(Data records for software interfaces)
--- START ---
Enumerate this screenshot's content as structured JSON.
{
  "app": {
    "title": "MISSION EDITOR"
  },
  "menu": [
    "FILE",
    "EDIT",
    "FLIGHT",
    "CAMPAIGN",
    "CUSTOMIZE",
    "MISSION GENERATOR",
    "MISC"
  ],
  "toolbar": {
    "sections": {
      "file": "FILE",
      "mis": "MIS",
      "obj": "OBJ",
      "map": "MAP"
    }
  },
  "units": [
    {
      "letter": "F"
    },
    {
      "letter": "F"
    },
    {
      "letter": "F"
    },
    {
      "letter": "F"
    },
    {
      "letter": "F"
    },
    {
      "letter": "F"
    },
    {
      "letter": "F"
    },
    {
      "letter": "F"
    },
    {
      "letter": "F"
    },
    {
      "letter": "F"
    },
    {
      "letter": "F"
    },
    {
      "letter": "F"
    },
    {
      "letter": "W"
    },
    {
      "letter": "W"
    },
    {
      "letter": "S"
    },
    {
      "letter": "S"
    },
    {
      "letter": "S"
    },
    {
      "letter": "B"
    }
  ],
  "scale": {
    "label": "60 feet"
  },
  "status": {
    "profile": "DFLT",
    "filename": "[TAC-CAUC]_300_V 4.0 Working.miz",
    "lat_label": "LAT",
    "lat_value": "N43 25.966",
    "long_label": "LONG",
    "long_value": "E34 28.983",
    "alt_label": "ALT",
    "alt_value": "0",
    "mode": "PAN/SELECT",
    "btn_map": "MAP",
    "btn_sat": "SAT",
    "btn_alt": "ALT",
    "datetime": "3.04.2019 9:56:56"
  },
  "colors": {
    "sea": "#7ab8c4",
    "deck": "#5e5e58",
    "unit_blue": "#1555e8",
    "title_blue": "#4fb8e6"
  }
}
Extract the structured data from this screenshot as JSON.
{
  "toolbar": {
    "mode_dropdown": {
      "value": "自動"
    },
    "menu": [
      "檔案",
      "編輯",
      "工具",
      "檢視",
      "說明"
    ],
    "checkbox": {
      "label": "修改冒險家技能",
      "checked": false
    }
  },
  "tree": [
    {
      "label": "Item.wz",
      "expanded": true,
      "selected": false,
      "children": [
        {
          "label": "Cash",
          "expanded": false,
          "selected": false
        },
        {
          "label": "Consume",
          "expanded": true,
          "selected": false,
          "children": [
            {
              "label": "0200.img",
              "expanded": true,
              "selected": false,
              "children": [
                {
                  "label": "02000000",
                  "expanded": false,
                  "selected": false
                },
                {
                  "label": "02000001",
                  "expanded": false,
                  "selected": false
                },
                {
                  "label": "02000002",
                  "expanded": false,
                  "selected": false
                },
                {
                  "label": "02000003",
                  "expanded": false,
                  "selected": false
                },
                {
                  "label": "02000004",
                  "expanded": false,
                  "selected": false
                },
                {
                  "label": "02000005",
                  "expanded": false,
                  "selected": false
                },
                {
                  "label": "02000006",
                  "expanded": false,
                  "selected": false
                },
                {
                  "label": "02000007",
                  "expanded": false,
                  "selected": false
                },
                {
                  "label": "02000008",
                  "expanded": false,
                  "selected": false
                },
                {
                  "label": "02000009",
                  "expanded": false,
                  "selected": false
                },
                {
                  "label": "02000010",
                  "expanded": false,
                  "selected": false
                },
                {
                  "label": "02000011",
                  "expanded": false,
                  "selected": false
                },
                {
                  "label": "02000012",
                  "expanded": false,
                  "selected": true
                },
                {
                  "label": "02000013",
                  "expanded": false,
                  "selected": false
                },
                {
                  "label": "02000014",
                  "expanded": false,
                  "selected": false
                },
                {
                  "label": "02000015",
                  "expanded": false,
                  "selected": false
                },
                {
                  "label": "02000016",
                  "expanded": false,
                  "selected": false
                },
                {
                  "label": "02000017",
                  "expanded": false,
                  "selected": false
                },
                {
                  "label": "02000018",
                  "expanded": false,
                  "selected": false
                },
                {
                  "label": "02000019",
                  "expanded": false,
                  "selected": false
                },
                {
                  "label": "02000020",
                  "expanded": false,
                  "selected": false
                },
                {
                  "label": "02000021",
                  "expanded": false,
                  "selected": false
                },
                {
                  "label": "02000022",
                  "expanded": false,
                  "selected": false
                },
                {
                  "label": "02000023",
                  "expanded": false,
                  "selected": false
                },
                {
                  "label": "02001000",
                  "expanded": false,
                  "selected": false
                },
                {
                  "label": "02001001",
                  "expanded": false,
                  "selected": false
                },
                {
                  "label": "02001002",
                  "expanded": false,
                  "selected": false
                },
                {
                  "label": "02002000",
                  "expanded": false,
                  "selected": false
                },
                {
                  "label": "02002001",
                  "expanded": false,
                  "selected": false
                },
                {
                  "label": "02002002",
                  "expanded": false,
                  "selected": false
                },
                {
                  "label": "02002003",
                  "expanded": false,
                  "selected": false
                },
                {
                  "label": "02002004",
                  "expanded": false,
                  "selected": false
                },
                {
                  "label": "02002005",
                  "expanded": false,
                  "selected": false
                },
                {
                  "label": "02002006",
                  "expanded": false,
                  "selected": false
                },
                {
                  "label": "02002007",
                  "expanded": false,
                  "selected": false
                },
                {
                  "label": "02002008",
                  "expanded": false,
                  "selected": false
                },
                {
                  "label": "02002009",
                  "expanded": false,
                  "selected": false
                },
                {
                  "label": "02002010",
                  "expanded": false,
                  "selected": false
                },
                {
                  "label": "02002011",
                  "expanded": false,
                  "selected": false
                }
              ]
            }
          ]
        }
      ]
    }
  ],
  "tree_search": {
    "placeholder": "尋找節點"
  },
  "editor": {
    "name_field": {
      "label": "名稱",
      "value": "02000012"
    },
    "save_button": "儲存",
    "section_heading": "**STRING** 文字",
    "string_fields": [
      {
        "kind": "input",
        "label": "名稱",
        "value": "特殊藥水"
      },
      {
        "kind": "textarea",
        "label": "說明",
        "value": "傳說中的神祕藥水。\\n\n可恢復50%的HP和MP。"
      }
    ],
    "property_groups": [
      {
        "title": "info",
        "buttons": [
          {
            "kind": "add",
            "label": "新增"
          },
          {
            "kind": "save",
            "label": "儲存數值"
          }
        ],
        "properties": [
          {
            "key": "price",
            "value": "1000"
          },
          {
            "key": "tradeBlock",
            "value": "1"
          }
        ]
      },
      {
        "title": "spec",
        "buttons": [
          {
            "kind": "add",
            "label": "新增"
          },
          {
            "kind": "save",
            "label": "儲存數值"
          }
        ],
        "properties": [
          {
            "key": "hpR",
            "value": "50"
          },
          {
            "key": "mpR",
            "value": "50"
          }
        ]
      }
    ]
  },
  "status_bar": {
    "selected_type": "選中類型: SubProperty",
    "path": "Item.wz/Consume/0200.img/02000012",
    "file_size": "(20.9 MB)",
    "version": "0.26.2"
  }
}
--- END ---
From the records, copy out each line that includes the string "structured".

■ Completed exercise
Enumerate this screenshot's content as structured JSON.
Extract the structured data from this screenshot as JSON.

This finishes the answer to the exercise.